### Material for this task
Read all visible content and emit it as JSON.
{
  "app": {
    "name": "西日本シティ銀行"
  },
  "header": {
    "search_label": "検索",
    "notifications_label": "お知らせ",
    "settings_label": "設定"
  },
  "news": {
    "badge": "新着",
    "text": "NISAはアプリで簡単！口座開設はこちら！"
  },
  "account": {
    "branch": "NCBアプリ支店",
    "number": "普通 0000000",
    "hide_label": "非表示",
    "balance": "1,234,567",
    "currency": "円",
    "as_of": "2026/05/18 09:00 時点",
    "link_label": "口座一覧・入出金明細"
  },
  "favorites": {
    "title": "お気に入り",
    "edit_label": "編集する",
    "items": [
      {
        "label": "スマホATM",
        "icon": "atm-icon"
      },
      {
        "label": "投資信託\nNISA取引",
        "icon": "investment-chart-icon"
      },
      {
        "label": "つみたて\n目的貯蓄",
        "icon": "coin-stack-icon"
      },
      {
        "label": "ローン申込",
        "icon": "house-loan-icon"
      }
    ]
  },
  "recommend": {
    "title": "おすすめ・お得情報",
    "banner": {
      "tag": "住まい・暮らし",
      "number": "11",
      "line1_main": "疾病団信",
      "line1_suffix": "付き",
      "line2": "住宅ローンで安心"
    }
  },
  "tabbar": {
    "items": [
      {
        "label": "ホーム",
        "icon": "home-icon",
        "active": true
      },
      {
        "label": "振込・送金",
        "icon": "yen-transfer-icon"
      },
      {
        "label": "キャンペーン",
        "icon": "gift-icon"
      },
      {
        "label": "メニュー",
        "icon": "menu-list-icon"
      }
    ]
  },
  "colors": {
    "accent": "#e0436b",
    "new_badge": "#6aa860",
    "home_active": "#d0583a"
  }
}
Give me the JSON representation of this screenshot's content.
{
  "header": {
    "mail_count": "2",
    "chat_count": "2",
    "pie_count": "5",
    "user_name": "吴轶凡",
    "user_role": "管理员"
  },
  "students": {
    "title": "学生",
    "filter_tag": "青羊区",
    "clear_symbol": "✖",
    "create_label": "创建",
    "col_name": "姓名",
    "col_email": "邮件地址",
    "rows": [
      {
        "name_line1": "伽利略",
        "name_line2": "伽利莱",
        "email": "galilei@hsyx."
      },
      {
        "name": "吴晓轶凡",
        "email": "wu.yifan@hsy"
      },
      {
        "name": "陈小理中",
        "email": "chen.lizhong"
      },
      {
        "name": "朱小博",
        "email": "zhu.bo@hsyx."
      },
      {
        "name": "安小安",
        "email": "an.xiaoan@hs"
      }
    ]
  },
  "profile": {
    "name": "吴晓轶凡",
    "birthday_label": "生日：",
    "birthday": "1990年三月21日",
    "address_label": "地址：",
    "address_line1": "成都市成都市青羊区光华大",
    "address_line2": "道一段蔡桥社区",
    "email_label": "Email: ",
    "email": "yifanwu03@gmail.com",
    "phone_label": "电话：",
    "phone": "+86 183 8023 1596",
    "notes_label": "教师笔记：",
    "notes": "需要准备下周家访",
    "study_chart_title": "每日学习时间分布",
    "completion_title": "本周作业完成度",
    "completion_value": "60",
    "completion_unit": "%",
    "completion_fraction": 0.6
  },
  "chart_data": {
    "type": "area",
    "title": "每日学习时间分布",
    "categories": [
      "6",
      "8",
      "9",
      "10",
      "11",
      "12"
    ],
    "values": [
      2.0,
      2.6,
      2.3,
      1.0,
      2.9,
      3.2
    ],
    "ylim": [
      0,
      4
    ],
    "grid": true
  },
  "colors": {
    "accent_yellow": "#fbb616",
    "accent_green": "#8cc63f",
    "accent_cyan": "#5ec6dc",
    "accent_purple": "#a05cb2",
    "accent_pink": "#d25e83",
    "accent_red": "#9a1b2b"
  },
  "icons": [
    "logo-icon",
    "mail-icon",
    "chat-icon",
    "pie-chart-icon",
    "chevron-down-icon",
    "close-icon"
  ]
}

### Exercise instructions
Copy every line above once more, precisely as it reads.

### Reply to the exercise
Read all visible content and emit it as JSON.
{
  "app": {
    "name": "西日本シティ銀行"
  },
  "header": {
    "search_label": "検索",
    "notifications_label": "お知らせ",
    "settings_label": "設定"
  },
  "news": {
    "badge": "新着",
    "text": "NISAはアプリで簡単！口座開設はこちら！"
  },
  "account": {
    "branch": "NCBアプリ支店",
    "number": "普通 0000000",
    "hide_label": "非表示",
    "balance": "1,234,567",
    "currency": "円",
    "as_of": "2026/05/18 09:00 時点",
    "link_label": "口座一覧・入出金明細"
  },
  "favorites": {
    "title": "お気に入り",
    "edit_label": "編集する",
    "items": [
      {
        "label": "スマホATM",
        "icon": "atm-icon"
      },
      {
        "label": "投資信託\nNISA取引",
        "icon": "investment-chart-icon"
      },
      {
        "label": "つみたて\n目的貯蓄",
        "icon": "coin-stack-icon"
      },
      {
        "label": "ローン申込",
        "icon": "house-loan-icon"
      }
    ]
  },
  "recommend": {
    "title": "おすすめ・お得情報",
    "banner": {
      "tag": "住まい・暮らし",
      "number": "11",
      "line1_main": "疾病団信",
      "line1_suffix": "付き",
      "line2": "住宅ローンで安心"
    }
  },
  "tabbar": {
    "items": [
      {
        "label": "ホーム",
        "icon": "home-icon",
        "active": true
      },
      {
        "label": "振込・送金",
        "icon": "yen-transfer-icon"
      },
      {
        "label": "キャンペーン",
        "icon": "gift-icon"
      },
      {
        "label": "メニュー",
        "icon": "menu-list-icon"
      }
    ]
  },
  "colors": {
    "accent": "#e0436b",
    "new_badge": "#6aa860",
    "home_active": "#d0583a"
  }
}
Give me the JSON representation of this screenshot's content.
{
  "header": {
    "mail_count": "2",
    "chat_count": "2",
    "pie_count": "5",
    "user_name": "吴轶凡",
    "user_role": "管理员"
  },
  "students": {
    "title": "学生",
    "filter_tag": "青羊区",
    "clear_symbol": "✖",
    "create_label": "创建",
    "col_name": "姓名",
    "col_email": "邮件地址",
    "rows": [
      {
        "name_line1": "伽利略",
        "name_line2": "伽利莱",
        "email": "galilei@hsyx."
      },
      {
        "name": "吴晓轶凡",
        "email": "wu.yifan@hsy"
      },
      {
        "name": "陈小理中",
        "email": "chen.lizhong"
      },
      {
        "name": "朱小博",
        "email": "zhu.bo@hsyx."
      },
      {
        "name": "安小安",
        "email": "an.xiaoan@hs"
      }
    ]
  },
  "profile": {
    "name": "吴晓轶凡",
    "birthday_label": "生日：",
    "birthday": "1990年三月21日",
    "address_label": "地址：",
    "address_line1": "成都市成都市青羊区光华大",
    "address_line2": "道一段蔡桥社区",
    "email_label": "Email: ",
    "email": "yifanwu03@gmail.com",
    "phone_label": "电话：",
    "phone": "+86 183 8023 1596",
    "notes_label": "教师笔记：",
    "notes": "需要准备下周家访",
    "study_chart_title": "每日学习时间分布",
    "completion_title": "本周作业完成度",
    "completion_value": "60",
    "completion_unit": "%",
    "completion_fraction": 0.6
  },
  "chart_data": {
    "type": "area",
    "title": "每日学习时间分布",
    "categories": [
      "6",
      "8",
      "9",
      "10",
      "11",
      "12"
    ],
    "values": [
      2.0,
      2.6,
      2.3,
      1.0,
      2.9,
      3.2
    ],
    "ylim": [
      0,
      4
    ],
    "grid": true
  },
  "colors": {
    "accent_yellow": "#fbb616",
    "accent_green": "#8cc63f",
    "accent_cyan": "#5ec6dc",
    "accent_purple": "#a05cb2",
    "accent_pink": "#d25e83",
    "accent_red": "#9a1b2b"
  },
  "icons": [
    "logo-icon",
    "mail-icon",
    "chat-icon",
    "pie-chart-icon",
    "chevron-down-icon",
    "close-icon"
  ]
}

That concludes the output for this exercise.